  21. In the FAR to CFR comparison it is interesting to note the leap from "additional costs" as used in the CFR to "equitable adjustment" as used in the FAR. Makes one wonder if it is based on case law or simply the Council subscribing to a fairness standard where the CO failed to include the determination.
  22. I understand the following reference is a blog and therefore reliance on it could be questioned but I thought I would provide the reference all the same..... http://interact.gsa.gov/blog/gsa-schedules-and-idiq-orders
  23. sunset - You might find the following artilce from the August 2012 NCMA's CM Magazine a good read with regard to 1099 contractors. The Oxymoron of the "1099 Employee" Exploring the use of so-called "1099 employees" on U.S. government set-aside contracts, and some practical guidance relative to this complicated area of law. By: Tom Reid and Cathy Etheredge
  24. C Culham

    Past performance not evaluated

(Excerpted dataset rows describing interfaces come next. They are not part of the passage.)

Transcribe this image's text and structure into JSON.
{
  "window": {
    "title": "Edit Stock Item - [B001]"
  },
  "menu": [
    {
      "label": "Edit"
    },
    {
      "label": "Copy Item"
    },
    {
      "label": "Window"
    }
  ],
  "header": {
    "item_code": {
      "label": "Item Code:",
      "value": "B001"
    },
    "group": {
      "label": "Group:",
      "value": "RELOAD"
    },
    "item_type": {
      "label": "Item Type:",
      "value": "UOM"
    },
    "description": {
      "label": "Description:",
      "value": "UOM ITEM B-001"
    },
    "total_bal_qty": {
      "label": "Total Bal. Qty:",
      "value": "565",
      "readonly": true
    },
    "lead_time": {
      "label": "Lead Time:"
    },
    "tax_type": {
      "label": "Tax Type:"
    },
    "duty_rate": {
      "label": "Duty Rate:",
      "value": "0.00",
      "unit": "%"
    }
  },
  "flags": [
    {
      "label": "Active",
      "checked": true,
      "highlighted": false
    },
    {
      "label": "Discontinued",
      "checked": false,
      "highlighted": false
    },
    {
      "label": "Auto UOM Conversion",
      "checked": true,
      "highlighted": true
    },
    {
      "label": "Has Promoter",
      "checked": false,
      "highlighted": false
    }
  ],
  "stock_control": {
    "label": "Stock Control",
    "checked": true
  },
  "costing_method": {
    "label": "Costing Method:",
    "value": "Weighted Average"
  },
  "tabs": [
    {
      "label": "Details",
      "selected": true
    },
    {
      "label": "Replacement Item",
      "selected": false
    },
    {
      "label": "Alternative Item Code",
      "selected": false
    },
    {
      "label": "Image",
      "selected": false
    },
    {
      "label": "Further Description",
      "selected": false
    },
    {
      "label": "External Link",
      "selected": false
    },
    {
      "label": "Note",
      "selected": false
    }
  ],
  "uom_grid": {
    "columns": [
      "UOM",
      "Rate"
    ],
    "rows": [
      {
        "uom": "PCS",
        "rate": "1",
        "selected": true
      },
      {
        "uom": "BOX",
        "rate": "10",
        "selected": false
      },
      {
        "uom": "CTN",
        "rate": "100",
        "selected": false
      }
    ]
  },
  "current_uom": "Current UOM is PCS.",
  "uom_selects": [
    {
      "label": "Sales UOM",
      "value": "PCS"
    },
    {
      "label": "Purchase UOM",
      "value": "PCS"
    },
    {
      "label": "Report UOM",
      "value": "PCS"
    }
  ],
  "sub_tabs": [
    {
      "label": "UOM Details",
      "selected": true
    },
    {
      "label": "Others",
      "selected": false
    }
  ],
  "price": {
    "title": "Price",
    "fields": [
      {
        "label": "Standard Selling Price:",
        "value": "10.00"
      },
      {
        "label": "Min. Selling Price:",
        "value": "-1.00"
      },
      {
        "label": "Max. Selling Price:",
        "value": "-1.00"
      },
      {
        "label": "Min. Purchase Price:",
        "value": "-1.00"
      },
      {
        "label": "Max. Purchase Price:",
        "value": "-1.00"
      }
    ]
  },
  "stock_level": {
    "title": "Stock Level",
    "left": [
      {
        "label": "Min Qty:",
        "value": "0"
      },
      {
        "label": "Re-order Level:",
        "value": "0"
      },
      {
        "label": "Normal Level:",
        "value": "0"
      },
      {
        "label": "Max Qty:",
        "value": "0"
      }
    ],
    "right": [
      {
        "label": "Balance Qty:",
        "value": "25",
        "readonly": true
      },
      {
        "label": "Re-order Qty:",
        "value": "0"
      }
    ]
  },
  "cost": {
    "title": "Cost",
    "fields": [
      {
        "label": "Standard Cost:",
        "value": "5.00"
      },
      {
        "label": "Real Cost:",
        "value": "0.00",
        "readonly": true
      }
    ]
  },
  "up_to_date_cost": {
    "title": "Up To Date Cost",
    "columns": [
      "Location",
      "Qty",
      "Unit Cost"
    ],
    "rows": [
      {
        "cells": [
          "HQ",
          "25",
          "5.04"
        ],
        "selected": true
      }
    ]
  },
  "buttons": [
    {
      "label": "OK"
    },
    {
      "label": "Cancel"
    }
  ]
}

    There may be flaws in the solicitation but it appears that the answer to the question of why no past performance relates to “simplified acquisition” and FAR Part 13 (13.106-2((1)) and not FAR Part 15. Noting this based on references in previous posts in the thread to Part 15 and/or terminology used in Part 15. Dare I say it is refershing to see where a contracting person took to heart "simplified"! As for the use of “X"’s I am not too quick to judge based on a look at FBO and the solicitations that do use. Could be a system thing that they are working around to get services to folks?